A guest review by Buda
One-Sentence Review: Never send an Omega to do an Alpha’s job.
***This review contains what might be considered spoilers.***
When FBI Agent Cole Stanton is assigned to a murder investigation, he’s shocked to discover he has a personal connection to it. Someone stabbed Russian ballerina Irina Markhov with an ornate dagger, and the prime suspect is Alexei Valchikovsky, principal dancer with the ballet…and Cole’s ex-lover.
It was Alexei’s mentor, Anton Stolin, who broke them up, and the man has secrets–secrets Cole suspects are connected to Irina’s murder. Cole’s gut instinct tells him Alexei’s murky past is intruding on the present, but neither expects the link between then and now to threaten their very lives.
Cole Stanton transferred to the New York FBI field office eight weeks ago. Now, because of a raging flu outbreak, he’s being handed his first case as primary, the investigation into the murder of a Russian ballerina.
Alexei Valchikovsky sees Cole’s re-entry to his life as the opportunity to get him back. When Cole left him six months earlier, Alexei didn’t fight for him; but he will now.
The history between Cole and Alexei is somewhat murky. They lived together for six months, they’ve been apart six months. No idea how long they were together before they moved in (Second Date: U-Haul?). Alexei is single-minded in his pursuit of Cole, who sort of, kind of tries to keep his mind on the investigation and push Alexei away. For about three hours.
The murder mystery is not given any wings (which is why I listed it second in genre above). The suspect list is extremely limited and the reveal is unsurprising, nor is the melodrama that follows.
What Did Not Work For Me:
As readers, we’re abstractly aware that there’s more involved to good writing than merely sitting down at a keyboard and letting the words flow; it is only when we come across something in our own field that jars in its inaccuracy that we really notice if the proper research has been done. In this case it has not. The author has chosen to make her victim and the majority of the cast of characters of Russian descent or abstraction. It would have been beneficial for her to have conducted further research into the formation of Russian names, which are used wrongly here. For example, in several places a “Mikhail Komerovskaia” is mentioned. His surname would be Komerovski, while his wife Sofia would be Komerovskaia. The victim would be Irina Markhova, not Markhov.

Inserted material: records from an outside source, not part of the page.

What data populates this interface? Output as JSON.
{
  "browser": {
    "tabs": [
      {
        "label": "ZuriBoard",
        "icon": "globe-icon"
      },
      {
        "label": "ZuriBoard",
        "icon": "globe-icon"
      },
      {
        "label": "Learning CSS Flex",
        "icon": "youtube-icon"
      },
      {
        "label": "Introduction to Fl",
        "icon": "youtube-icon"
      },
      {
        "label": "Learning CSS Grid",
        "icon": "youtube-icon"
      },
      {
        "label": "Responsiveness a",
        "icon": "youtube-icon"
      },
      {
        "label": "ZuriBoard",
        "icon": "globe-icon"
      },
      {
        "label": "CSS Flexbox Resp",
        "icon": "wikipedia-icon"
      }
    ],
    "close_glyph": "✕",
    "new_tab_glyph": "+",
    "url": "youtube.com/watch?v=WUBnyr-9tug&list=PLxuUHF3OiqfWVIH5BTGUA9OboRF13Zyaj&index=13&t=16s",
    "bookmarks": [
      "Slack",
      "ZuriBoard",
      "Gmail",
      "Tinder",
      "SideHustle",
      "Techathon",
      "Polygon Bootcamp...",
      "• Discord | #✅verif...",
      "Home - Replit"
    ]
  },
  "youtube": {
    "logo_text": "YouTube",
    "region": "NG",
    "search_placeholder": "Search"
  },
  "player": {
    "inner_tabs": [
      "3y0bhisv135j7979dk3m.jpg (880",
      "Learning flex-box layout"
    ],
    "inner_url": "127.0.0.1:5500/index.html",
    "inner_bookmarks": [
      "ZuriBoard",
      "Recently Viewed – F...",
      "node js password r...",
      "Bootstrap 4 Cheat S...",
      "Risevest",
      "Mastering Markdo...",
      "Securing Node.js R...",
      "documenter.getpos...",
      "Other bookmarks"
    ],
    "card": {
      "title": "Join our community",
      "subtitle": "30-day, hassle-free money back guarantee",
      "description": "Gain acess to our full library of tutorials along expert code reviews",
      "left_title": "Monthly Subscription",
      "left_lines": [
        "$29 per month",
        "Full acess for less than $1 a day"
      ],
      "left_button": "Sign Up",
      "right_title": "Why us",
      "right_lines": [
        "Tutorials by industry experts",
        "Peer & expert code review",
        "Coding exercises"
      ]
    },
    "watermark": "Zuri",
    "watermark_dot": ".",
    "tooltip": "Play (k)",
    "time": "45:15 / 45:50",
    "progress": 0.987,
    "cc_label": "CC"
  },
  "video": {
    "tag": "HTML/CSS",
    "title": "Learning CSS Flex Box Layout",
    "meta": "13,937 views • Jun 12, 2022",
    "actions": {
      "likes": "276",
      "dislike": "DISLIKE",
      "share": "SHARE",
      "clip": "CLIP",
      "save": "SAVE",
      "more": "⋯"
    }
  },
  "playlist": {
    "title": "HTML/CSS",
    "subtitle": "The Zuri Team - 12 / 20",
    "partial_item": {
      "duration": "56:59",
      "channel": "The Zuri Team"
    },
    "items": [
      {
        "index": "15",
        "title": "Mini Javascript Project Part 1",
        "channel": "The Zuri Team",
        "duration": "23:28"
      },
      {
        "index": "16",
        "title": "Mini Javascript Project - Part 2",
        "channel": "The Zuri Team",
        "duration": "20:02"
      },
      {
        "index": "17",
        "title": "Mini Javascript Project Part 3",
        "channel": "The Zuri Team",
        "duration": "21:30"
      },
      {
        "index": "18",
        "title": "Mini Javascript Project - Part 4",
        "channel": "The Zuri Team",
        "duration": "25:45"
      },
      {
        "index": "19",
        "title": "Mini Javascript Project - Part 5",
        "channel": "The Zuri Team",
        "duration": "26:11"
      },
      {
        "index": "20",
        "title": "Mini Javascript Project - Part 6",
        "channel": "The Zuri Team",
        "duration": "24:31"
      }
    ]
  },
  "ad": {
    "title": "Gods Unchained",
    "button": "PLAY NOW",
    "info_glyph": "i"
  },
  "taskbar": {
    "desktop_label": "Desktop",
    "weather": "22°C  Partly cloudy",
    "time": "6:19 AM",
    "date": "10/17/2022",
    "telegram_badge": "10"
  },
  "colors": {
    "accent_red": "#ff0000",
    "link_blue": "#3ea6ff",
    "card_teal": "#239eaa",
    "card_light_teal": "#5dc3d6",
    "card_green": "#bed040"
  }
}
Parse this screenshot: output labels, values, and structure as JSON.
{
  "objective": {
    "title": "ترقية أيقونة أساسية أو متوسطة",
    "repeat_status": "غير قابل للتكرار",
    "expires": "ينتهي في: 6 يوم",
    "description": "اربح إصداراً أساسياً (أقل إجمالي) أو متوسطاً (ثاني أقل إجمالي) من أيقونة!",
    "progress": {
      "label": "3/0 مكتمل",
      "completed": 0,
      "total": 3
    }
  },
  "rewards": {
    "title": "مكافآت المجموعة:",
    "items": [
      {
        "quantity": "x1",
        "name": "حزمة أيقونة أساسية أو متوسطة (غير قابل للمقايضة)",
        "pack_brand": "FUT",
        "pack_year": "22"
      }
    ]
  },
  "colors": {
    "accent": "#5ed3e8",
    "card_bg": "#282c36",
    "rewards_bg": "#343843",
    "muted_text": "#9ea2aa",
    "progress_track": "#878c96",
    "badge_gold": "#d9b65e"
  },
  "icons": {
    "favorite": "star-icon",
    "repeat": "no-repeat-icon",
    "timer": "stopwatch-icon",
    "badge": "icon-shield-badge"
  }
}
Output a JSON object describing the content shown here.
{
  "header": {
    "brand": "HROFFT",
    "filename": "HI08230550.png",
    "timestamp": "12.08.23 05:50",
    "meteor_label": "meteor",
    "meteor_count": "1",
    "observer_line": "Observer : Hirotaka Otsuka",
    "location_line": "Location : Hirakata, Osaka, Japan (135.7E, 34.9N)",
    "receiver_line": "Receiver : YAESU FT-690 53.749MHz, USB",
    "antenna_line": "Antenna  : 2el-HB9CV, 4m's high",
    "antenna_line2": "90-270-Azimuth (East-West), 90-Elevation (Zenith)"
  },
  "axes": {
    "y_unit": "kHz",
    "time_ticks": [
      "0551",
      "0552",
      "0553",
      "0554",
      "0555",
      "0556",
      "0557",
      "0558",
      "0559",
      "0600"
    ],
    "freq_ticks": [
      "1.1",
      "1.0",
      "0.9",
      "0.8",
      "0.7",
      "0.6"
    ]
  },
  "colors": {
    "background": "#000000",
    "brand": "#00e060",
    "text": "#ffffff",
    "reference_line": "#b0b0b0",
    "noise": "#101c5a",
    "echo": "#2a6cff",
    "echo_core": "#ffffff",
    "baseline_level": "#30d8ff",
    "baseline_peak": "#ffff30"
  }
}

Again on the subject of research, I willingly plead ignorance of crime science. However, some details of the crime scene seemed unlikely. Irina was dead for several hours before her body is discovered (as the crew are testing a trapdoor). It is unclear if the body dropped from above or pulled a jack-in-the-box when the trapdoor was sprung. However, even though she wasn’t killed in that spot, her body leaves “a sea of congealed blood” at center stage. The body is covered by a sheet that Cole’s boss removes to show him the corpse, and no crime scene investigators are mentioned until pages later when they are said to have already departed.
As Cole and Alexei talk on the stage, someone tries to kill one or both of them. They land atop each other on the stage floor and indulge in a rutting kiss. “Cole’s instincts screamed for him to do his job and race up into the rafters, but he knew, deep down, Alexei was probably right. The perpetrator would be long gone, escaping the moment the lighting unit was loosened, and if he was honest, he wanted this. He made a token protest. ‘Alexei. Let me go.'” Of course, Alexei kisses him again; Cole never makes it up to the rafters.
There is an honest-to-god Goldilocks moment: “Alexei fiddled with the taps, adjusting the temperature of the water until it was just right–not too hot and not too cold.”
The “why-I-killed-them-and-will-now-kill-you” confession scene took 14% of the book. During this scene, Cole makes the final transition from Beta to Omega.
What Did Work For Me:
The sex scenes are kinda hot, especially if you like lovin’ in the shower.
As this is the author’s first published work, and I have knowledge about Russian culture that, presumably, the majority of readers do not casually possess, I’ve added an additional .75 to my initial rating. The descriptive writing is not bad, though I would have preferred more of an actual search for the killer, complete with red herrings. Dialogue is sometimes awkward and far-fetched. The good news is this is a first published work. My recommendation: wait for the second work.